:: WHAT YOU SHOULD DO ::
The reply should contain each record below, returned exactly as given.

DATA EXTRACTS Start Marker

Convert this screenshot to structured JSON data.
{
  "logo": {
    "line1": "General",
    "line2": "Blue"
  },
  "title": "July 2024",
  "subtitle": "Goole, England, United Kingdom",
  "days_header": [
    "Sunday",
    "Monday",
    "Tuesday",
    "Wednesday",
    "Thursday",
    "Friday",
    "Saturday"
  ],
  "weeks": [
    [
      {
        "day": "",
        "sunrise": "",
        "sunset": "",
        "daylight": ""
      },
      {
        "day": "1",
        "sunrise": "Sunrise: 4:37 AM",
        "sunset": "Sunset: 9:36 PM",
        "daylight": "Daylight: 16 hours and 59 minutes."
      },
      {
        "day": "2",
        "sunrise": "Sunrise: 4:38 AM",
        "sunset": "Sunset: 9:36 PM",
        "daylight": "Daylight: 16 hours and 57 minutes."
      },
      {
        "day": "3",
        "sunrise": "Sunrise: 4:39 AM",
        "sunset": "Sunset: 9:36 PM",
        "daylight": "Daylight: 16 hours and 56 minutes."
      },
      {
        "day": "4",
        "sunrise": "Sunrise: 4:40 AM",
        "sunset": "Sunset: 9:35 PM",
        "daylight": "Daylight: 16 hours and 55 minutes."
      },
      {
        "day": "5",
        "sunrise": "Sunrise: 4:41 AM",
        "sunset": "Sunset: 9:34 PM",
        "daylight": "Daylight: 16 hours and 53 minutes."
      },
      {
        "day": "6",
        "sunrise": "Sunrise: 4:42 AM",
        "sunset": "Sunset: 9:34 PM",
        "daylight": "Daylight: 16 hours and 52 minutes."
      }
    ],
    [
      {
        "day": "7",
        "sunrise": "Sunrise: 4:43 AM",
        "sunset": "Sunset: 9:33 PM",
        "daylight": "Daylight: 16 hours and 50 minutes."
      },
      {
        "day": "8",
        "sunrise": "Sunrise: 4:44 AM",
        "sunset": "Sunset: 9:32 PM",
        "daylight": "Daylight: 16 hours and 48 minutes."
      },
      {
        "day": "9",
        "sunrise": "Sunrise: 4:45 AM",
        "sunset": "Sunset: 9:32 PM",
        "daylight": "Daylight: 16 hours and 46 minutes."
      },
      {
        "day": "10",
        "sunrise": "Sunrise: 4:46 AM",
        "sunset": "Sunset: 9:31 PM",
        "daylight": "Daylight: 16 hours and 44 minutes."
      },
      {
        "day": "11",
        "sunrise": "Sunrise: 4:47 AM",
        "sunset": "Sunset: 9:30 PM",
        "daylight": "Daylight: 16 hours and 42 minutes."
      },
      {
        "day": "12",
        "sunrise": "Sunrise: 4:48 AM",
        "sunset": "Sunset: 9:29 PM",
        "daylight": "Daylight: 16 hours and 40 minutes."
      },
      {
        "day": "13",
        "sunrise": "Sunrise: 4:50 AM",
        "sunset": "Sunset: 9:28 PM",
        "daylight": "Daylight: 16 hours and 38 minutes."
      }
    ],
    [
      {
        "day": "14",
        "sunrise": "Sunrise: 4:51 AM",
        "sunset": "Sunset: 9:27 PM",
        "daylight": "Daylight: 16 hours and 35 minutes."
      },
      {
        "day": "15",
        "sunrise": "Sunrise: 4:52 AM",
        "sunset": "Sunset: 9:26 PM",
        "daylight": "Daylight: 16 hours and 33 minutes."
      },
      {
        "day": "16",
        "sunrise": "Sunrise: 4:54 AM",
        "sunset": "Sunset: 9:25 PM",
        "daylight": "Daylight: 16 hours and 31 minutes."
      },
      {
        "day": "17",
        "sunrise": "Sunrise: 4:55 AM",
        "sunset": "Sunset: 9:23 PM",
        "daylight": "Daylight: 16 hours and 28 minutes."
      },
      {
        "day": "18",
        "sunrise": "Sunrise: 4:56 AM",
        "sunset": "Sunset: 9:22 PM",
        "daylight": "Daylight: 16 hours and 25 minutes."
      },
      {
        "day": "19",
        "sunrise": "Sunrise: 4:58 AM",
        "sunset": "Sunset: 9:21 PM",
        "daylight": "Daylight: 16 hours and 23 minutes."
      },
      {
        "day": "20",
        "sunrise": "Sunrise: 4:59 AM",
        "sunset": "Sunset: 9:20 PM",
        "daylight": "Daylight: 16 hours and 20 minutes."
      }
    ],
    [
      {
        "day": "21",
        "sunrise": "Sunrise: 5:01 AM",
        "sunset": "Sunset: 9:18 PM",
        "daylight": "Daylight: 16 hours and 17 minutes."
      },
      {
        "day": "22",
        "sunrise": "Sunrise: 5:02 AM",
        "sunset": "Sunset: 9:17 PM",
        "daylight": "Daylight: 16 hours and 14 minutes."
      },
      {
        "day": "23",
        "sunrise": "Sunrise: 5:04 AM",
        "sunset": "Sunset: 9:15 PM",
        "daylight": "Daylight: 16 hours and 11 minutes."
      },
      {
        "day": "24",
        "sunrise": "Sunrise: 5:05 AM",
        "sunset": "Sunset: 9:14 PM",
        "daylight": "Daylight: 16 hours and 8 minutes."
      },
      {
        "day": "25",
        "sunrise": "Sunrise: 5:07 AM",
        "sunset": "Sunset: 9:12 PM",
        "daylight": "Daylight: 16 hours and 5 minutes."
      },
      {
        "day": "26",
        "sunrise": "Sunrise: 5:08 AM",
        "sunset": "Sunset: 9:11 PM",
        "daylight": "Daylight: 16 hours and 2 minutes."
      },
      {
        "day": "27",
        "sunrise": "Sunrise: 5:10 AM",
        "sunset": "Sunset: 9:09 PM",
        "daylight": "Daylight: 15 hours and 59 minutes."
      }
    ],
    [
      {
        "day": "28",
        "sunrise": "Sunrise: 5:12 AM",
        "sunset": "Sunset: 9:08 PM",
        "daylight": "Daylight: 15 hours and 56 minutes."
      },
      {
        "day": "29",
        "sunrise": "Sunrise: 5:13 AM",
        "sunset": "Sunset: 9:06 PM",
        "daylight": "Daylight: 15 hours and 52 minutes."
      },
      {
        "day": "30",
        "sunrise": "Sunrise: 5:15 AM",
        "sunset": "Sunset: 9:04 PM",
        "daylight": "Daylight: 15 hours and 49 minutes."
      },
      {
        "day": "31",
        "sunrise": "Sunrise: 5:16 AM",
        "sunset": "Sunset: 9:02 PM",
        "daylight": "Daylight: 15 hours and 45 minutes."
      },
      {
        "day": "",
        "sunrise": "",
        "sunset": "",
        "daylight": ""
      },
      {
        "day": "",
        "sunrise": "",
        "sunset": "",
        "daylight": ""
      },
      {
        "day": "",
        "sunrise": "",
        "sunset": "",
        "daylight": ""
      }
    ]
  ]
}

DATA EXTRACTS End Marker

:: SOLUTION FOR THIS EXERCISE ::
Convert this screenshot to structured JSON data.
{
  "logo": {
    "line1": "General",
    "line2": "Blue"
  },
  "title": "July 2024",
  "subtitle": "Goole, England, United Kingdom",
  "days_header": [
    "Sunday",
    "Monday",
    "Tuesday",
    "Wednesday",
    "Thursday",
    "Friday",
    "Saturday"
  ],
  "weeks": [
    [
      {
        "day": "",
        "sunrise": "",
        "sunset": "",
        "daylight": ""
      },
      {
        "day": "1",
        "sunrise": "Sunrise: 4:37 AM",
        "sunset": "Sunset: 9:36 PM",
        "daylight": "Daylight: 16 hours and 59 minutes."
      },
      {
        "day": "2",
        "sunrise": "Sunrise: 4:38 AM",
        "sunset": "Sunset: 9:36 PM",
        "daylight": "Daylight: 16 hours and 57 minutes."
      },
      {
        "day": "3",
        "sunrise": "Sunrise: 4:39 AM",
        "sunset": "Sunset: 9:36 PM",
        "daylight": "Daylight: 16 hours and 56 minutes."
      },
      {
        "day": "4",
        "sunrise": "Sunrise: 4:40 AM",
        "sunset": "Sunset: 9:35 PM",
        "daylight": "Daylight: 16 hours and 55 minutes."
      },
      {
        "day": "5",
        "sunrise": "Sunrise: 4:41 AM",
        "sunset": "Sunset: 9:34 PM",
        "daylight": "Daylight: 16 hours and 53 minutes."
      },
      {
        "day": "6",
        "sunrise": "Sunrise: 4:42 AM",
        "sunset": "Sunset: 9:34 PM",
        "daylight": "Daylight: 16 hours and 52 minutes."
      }
    ],
    [
      {
        "day": "7",
        "sunrise": "Sunrise: 4:43 AM",
        "sunset": "Sunset: 9:33 PM",
        "daylight": "Daylight: 16 hours and 50 minutes."
      },
      {
        "day": "8",
        "sunrise": "Sunrise: 4:44 AM",
        "sunset": "Sunset: 9:32 PM",
        "daylight": "Daylight: 16 hours and 48 minutes."
      },
      {
        "day": "9",
        "sunrise": "Sunrise: 4:45 AM",
        "sunset": "Sunset: 9:32 PM",
        "daylight": "Daylight: 16 hours and 46 minutes."
      },
      {
        "day": "10",
        "sunrise": "Sunrise: 4:46 AM",
        "sunset": "Sunset: 9:31 PM",
        "daylight": "Daylight: 16 hours and 44 minutes."
      },
      {
        "day": "11",
        "sunrise": "Sunrise: 4:47 AM",
        "sunset": "Sunset: 9:30 PM",
        "daylight": "Daylight: 16 hours and 42 minutes."
      },
      {
        "day": "12",
        "sunrise": "Sunrise: 4:48 AM",
        "sunset": "Sunset: 9:29 PM",
        "daylight": "Daylight: 16 hours and 40 minutes."
      },
      {
        "day": "13",
        "sunrise": "Sunrise: 4:50 AM",
        "sunset": "Sunset: 9:28 PM",
        "daylight": "Daylight: 16 hours and 38 minutes."
      }
    ],
    [
      {
        "day": "14",
        "sunrise": "Sunrise: 4:51 AM",
        "sunset": "Sunset: 9:27 PM",
        "daylight": "Daylight: 16 hours and 35 minutes."
      },
      {
        "day": "15",
        "sunrise": "Sunrise: 4:52 AM",
        "sunset": "Sunset: 9:26 PM",
        "daylight": "Daylight: 16 hours and 33 minutes."
      },
      {
        "day": "16",
        "sunrise": "Sunrise: 4:54 AM",
        "sunset": "Sunset: 9:25 PM",
        "daylight": "Daylight: 16 hours and 31 minutes."
      },
      {
        "day": "17",
        "sunrise": "Sunrise: 4:55 AM",
        "sunset": "Sunset: 9:23 PM",
        "daylight": "Daylight: 16 hours and 28 minutes."
      },
      {
        "day": "18",
        "sunrise": "Sunrise: 4:56 AM",
        "sunset": "Sunset: 9:22 PM",
        "daylight": "Daylight: 16 hours and 25 minutes."
      },
      {
        "day": "19",
        "sunrise": "Sunrise: 4:58 AM",
        "sunset": "Sunset: 9:21 PM",
        "daylight": "Daylight: 16 hours and 23 minutes."
      },
      {
        "day": "20",
        "sunrise": "Sunrise: 4:59 AM",
        "sunset": "Sunset: 9:20 PM",
        "daylight": "Daylight: 16 hours and 20 minutes."
      }
    ],
    [
      {
        "day": "21",
        "sunrise": "Sunrise: 5:01 AM",
        "sunset": "Sunset: 9:18 PM",
        "daylight": "Daylight: 16 hours and 17 minutes."
      },
      {
        "day": "22",
        "sunrise": "Sunrise: 5:02 AM",
        "sunset": "Sunset: 9:17 PM",
        "daylight": "Daylight: 16 hours and 14 minutes."
      },
      {
        "day": "23",
        "sunrise": "Sunrise: 5:04 AM",
        "sunset": "Sunset: 9:15 PM",
        "daylight": "Daylight: 16 hours and 11 minutes."
      },
      {
        "day": "24",
        "sunrise": "Sunrise: 5:05 AM",
        "sunset": "Sunset: 9:14 PM",
        "daylight": "Daylight: 16 hours and 8 minutes."
      },
      {
        "day": "25",
        "sunrise": "Sunrise: 5:07 AM",
        "sunset": "Sunset: 9:12 PM",
        "daylight": "Daylight: 16 hours and 5 minutes."
      },
      {
        "day": "26",
        "sunrise": "Sunrise: 5:08 AM",
        "sunset": "Sunset: 9:11 PM",
        "daylight": "Daylight: 16 hours and 2 minutes."
      },
      {
        "day": "27",
        "sunrise": "Sunrise: 5:10 AM",
        "sunset": "Sunset: 9:09 PM",
        "daylight": "Daylight: 15 hours and 59 minutes."
      }
    ],
    [
      {
        "day": "28",
        "sunrise": "Sunrise: 5:12 AM",
        "sunset": "Sunset: 9:08 PM",
        "daylight": "Daylight: 15 hours and 56 minutes."
      },
      {
        "day": "29",
        "sunrise": "Sunrise: 5:13 AM",
        "sunset": "Sunset: 9:06 PM",
        "daylight": "Daylight: 15 hours and 52 minutes."
      },
      {
        "day": "30",
        "sunrise": "Sunrise: 5:15 AM",
        "sunset": "Sunset: 9:04 PM",
        "daylight": "Daylight: 15 hours and 49 minutes."
      },
      {
        "day": "31",
        "sunrise": "Sunrise: 5:16 AM",
        "sunset": "Sunset: 9:02 PM",
        "daylight": "Daylight: 15 hours and 45 minutes."
      },
      {
        "day": "",
        "sunrise": "",
        "sunset": "",
        "daylight": ""
      },
      {
        "day": "",
        "sunrise": "",
        "sunset": "",
        "daylight": ""
      },
      {
        "day": "",
        "sunrise": "",
        "sunset": "",
        "daylight": ""
      }
    ]
  ]
}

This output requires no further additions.